Yes, we did a reboot only a few years ago — but we’ve done a lot of studies since then that shows that new players are still hella-confused by Magic itself. They don’t know what a Converted Mana Cost is, and really it’s nowhere to be found on the card. That’s bad design. Likewise, since we’re keying so many effects off of cards lately, people have been confused by what color something should be. And lastly, though we’ve tried very hard to give reminder text when appropriate, there’s still a vast leap from the Basic sets to the Expert sets that throw an awful lot of players into confusion… And they wander away from the game.
And so, let me introduce to you the new card face of Magic!
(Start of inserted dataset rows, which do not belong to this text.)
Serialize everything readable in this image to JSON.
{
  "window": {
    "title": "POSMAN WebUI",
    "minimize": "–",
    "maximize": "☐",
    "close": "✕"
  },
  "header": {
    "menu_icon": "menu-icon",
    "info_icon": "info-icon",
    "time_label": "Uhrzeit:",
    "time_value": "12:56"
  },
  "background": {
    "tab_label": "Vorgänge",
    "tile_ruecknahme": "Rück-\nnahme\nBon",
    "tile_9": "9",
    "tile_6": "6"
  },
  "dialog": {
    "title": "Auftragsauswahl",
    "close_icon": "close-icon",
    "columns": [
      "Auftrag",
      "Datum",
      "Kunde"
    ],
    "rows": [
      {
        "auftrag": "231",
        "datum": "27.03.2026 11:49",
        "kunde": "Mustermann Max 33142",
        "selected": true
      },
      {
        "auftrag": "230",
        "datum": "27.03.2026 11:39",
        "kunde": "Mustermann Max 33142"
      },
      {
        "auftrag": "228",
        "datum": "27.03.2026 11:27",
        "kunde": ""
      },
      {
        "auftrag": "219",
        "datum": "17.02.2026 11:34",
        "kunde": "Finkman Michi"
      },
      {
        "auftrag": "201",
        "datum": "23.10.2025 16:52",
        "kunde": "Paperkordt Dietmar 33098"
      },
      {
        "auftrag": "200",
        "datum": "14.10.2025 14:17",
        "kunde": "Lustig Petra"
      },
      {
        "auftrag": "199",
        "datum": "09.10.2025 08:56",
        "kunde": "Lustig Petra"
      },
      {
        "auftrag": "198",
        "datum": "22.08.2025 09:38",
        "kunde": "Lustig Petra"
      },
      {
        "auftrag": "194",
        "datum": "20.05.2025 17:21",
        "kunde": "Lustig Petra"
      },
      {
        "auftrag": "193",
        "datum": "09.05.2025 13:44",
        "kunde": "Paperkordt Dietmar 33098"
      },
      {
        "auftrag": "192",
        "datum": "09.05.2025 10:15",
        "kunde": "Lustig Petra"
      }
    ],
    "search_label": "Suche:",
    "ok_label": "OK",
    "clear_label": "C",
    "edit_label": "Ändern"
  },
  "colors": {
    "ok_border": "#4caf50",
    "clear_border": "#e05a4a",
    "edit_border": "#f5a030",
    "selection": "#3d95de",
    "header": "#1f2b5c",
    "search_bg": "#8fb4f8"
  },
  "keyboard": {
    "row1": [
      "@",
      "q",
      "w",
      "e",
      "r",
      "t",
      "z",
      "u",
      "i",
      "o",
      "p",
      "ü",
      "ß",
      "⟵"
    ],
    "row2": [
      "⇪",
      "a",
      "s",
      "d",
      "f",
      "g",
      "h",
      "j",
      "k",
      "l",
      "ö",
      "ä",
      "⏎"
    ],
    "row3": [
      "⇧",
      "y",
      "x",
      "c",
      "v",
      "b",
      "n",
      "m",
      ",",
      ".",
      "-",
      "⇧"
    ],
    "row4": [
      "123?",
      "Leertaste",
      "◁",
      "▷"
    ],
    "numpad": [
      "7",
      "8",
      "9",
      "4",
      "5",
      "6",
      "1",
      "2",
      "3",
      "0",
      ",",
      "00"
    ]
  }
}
Now, many of you will complain because this isn’t the card face you’ve grown to know and love over the past few years, but Magic is about transition… And sometimes, we have to discard ideas that aren’t working. This much cleaner design introduces the new player to the basic mechanics of Morphling, and erases all possible confusion on pretty much every level that players have had. We’ve done tests on retarded twelve-year-old children, and they could follow the rules of Magic without question… So it’s not going to be a problem for anyone else.
Note the rules text changes, as well. We not only tell you what the card does, but our Judge database allows us to find the most commonly-asked questions and anticipate what sorts of rules questions may come up. This new policy of “The Card Is The Judge” is something that John Carter will go into more detail on tomorrow.
“But Matt,” you say. “The artwork isn’t any bigger; in fact, it’s smaller!” Which leads me, inexorably, to the next surprise:
This card is actual size.
Now, again, many people will be upset by the new 6″x9″ cards, but the time has come to admit that Richard Garfield was a visionary in many ways — but blindly aping baseball cards for inspiration wasn’t one of them. For years, we’ve been trying to squeeze a boatload of mechanics, rules tips, flavor, and just plain fun into a miniscule space. Magic’s a complicated game, and the small card size just doesn’t work.
We thought about all the bonuses that came from larger card sizes:
- Increased usability
- Decreases cheating at tournaments (try one-hand shuffling this!)
- Increases visibility, so if you’re playing Magic people will know it from across a room — enabling you to find fellow players more quickly!
- Enables vision-impaired players to play
- Obese children can hold them without getting paper cuts
- Binder sales will increase
Really, there are very few downsides except for the obvious — backwards compatibility. But being forced to keep the same card design for years had stifled Magic (the misprint on the back of the original printing has been painstakingly reprinted for years, for example)… And even though it’s time we shook things up a bit, we didn’t want to leave everyone in the lurch.
Thus, our new plans to reprint every card in Magic.
Oh, you’ll need to re-purchase them to play at tournaments, but in these days of buying the DVD for the Fellowship of the Ring and then buying the Special Edition at Christmas, is that really too much to ask? Starting with the release of Dissension, we’ll be re-releasing one old set each month until, in April of 2010, we’re all caught up.
Now, there is one other issue — namely, that people have paid a lot for their Moxes and don’t want to see them reprinted. (Though if you’ve seen the new, iconic Black Lotus, you’d change your mind toot sweet!) And we agree that Vintage players should be able to keep their value, which is why we won’t be reprinting them. To keep it fair, however, we’ll be announcing the banning of several hundred cards in Vintage.
But more on that next week. For now, just think about all the cool things that Magic will be bringing to your doorstep… And enjoy!